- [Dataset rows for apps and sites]
········

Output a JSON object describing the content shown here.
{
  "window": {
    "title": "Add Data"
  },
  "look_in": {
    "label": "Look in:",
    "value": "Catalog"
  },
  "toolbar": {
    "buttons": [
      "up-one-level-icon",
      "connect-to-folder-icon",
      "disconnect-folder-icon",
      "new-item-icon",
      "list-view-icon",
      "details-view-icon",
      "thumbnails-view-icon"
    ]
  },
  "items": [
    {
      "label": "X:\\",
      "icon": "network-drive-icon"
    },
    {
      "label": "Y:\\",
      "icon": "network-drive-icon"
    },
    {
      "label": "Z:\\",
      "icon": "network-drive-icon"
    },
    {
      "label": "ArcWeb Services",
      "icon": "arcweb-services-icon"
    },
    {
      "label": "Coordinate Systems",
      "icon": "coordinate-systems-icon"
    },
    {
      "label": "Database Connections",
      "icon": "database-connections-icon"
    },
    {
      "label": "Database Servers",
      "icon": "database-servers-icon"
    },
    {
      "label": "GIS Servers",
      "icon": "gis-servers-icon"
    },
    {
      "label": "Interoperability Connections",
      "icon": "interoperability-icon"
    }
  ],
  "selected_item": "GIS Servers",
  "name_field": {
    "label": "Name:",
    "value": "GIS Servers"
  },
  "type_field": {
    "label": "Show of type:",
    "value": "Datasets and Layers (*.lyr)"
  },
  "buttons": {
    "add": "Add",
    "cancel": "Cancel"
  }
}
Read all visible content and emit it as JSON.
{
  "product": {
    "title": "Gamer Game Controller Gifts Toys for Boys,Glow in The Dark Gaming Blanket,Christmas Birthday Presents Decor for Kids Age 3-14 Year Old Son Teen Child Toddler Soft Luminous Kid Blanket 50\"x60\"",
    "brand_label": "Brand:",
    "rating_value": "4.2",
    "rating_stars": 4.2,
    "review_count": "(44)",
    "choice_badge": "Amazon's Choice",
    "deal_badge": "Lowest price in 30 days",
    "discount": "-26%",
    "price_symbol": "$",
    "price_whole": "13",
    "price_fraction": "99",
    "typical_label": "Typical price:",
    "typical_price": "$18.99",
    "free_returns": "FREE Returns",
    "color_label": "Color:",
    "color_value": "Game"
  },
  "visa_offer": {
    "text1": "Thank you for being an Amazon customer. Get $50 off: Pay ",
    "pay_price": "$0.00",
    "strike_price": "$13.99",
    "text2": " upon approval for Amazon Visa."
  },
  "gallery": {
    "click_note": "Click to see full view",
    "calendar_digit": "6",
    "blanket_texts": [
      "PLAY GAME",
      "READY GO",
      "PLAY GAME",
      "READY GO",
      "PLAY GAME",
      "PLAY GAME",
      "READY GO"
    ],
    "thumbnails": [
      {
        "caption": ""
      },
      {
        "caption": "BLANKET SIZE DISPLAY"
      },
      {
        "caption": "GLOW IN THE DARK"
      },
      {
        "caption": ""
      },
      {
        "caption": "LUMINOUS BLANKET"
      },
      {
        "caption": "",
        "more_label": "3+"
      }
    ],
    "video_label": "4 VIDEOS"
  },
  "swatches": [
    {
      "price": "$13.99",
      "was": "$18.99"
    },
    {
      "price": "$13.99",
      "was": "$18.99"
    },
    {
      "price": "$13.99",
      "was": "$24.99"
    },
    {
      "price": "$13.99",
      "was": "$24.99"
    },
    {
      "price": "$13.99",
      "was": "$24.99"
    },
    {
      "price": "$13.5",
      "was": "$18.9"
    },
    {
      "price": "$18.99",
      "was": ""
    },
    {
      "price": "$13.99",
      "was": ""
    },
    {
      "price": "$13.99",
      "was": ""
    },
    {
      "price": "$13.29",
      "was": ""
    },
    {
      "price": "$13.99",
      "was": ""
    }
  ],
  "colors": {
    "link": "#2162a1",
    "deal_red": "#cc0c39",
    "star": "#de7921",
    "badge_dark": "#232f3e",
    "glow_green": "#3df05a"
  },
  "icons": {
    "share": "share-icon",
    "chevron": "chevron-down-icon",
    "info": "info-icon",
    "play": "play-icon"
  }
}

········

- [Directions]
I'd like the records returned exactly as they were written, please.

- [Your response]
Output a JSON object describing the content shown here.
{
  "window": {
    "title": "Add Data"
  },
  "look_in": {
    "label": "Look in:",
    "value": "Catalog"
  },
  "toolbar": {
    "buttons": [
      "up-one-level-icon",
      "connect-to-folder-icon",
      "disconnect-folder-icon",
      "new-item-icon",
      "list-view-icon",
      "details-view-icon",
      "thumbnails-view-icon"
    ]
  },
  "items": [
    {
      "label": "X:\\",
      "icon": "network-drive-icon"
    },
    {
      "label": "Y:\\",
      "icon": "network-drive-icon"
    },
    {
      "label": "Z:\\",
      "icon": "network-drive-icon"
    },
    {
      "label": "ArcWeb Services",
      "icon": "arcweb-services-icon"
    },
    {
      "label": "Coordinate Systems",
      "icon": "coordinate-systems-icon"
    },
    {
      "label": "Database Connections",
      "icon": "database-connections-icon"
    },
    {
      "label": "Database Servers",
      "icon": "database-servers-icon"
    },
    {
      "label": "GIS Servers",
      "icon": "gis-servers-icon"
    },
    {
      "label": "Interoperability Connections",
      "icon": "interoperability-icon"
    }
  ],
  "selected_item": "GIS Servers",
  "name_field": {
    "label": "Name:",
    "value": "GIS Servers"
  },
  "type_field": {
    "label": "Show of type:",
    "value": "Datasets and Layers (*.lyr)"
  },
  "buttons": {
    "add": "Add",
    "cancel": "Cancel"
  }
}
Read all visible content and emit it as JSON.
{
  "product": {
    "title": "Gamer Game Controller Gifts Toys for Boys,Glow in The Dark Gaming Blanket,Christmas Birthday Presents Decor for Kids Age 3-14 Year Old Son Teen Child Toddler Soft Luminous Kid Blanket 50\"x60\"",
    "brand_label": "Brand:",
    "rating_value": "4.2",
    "rating_stars": 4.2,
    "review_count": "(44)",
    "choice_badge": "Amazon's Choice",
    "deal_badge": "Lowest price in 30 days",
    "discount": "-26%",
    "price_symbol": "$",
    "price_whole": "13",
    "price_fraction": "99",
    "typical_label": "Typical price:",
    "typical_price": "$18.99",
    "free_returns": "FREE Returns",
    "color_label": "Color:",
    "color_value": "Game"
  },
  "visa_offer": {
    "text1": "Thank you for being an Amazon customer. Get $50 off: Pay ",
    "pay_price": "$0.00",
    "strike_price": "$13.99",
    "text2": " upon approval for Amazon Visa."
  },
  "gallery": {
    "click_note": "Click to see full view",
    "calendar_digit": "6",
    "blanket_texts": [
      "PLAY GAME",
      "READY GO",
      "PLAY GAME",
      "READY GO",
      "PLAY GAME",
      "PLAY GAME",
      "READY GO"
    ],
    "thumbnails": [
      {
        "caption": ""
      },
      {
        "caption": "BLANKET SIZE DISPLAY"
      },
      {
        "caption": "GLOW IN THE DARK"
      },
      {
        "caption": ""
      },
      {
        "caption": "LUMINOUS BLANKET"
      },
      {
        "caption": "",
        "more_label": "3+"
      }
    ],
    "video_label": "4 VIDEOS"
  },
  "swatches": [
    {
      "price": "$13.99",
      "was": "$18.99"
    },
    {
      "price": "$13.99",
      "was": "$18.99"
    },
    {
      "price": "$13.99",
      "was": "$24.99"
    },
    {
      "price": "$13.99",
      "was": "$24.99"
    },
    {
      "price": "$13.99",
      "was": "$24.99"
    },
    {
      "price": "$13.5",
      "was": "$18.9"
    },
    {
      "price": "$18.99",
      "was": ""
    },
    {
      "price": "$13.99",
      "was": ""
    },
    {
      "price": "$13.99",
      "was": ""
    },
    {
      "price": "$13.29",
      "was": ""
    },
    {
      "price": "$13.99",
      "was": ""
    }
  ],
  "colors": {
    "link": "#2162a1",
    "deal_red": "#cc0c39",
    "star": "#de7921",
    "badge_dark": "#232f3e",
    "glow_green": "#3df05a"
  },
  "icons": {
    "share": "share-icon",
    "chevron": "chevron-down-icon",
    "info": "info-icon",
    "play": "play-icon"
  }
}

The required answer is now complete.